    // Calls UnityPlayerActivity.onCreate()
    // Prints debug message to Logcat
    Log.d("OverrideActivity", "onCreate called!");
  public void onBackPressed()
    // Instead of calling UnityPlayerActivity.onBackPressed(), this example ignores the back button event
    // super.onBackPressed();

Create a plug-in for the activity

To use a custom activity for a Unity Android application, you must create a plug-in to contain the activity. Activities are written in either Java or Kotlin, which means you must use one of the following types of plug-ins:

If you want to create a custom activity for a single project, use Java and Kotlin source plug-ins. To create the source plug-ins, place the source files directly in the Assets folder of your project.

If you want to reuse the activity in multiple projects or distribute it to other people, use Android Archive (AAR) or JAR plug-ins. Managing one AAR or JAR plug-in file is easier to deliver functionalities in multiple projects.

Use an Android Library Project while you develop the plug-in and then compile it into an Android Archive plug-in when you complete the implementation, want to use it in multiple projects, or distribute it to other people.
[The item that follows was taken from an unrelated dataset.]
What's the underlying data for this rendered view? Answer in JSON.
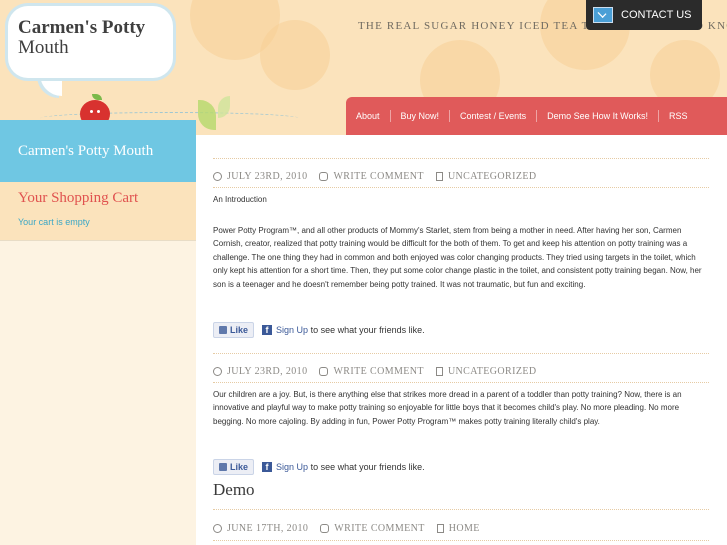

After you create the plug-in, add the activity file to it.

Set the new activity as the application entry point

After you create an activity and add it to a plug-in, you can set it as the application entry point. To do this, override the Android Manifest and set the name attribute of the activity element to the class name of your custom activity.

The following Android Manifest example shows how to do this:

<?xml version="1.0" encoding="utf-8"?>
<manifest xmlns:android="" package="">
  <application android:icon="@drawable/app_icon" android:label="@string/app_name">
    <activity android:name=""
            <action android:name="android.intent.action.MAIN" />
            <category android:name="android.intent.category.LAUNCHER" />
Extend the default Unity activity
Specify Android Player command-line arguments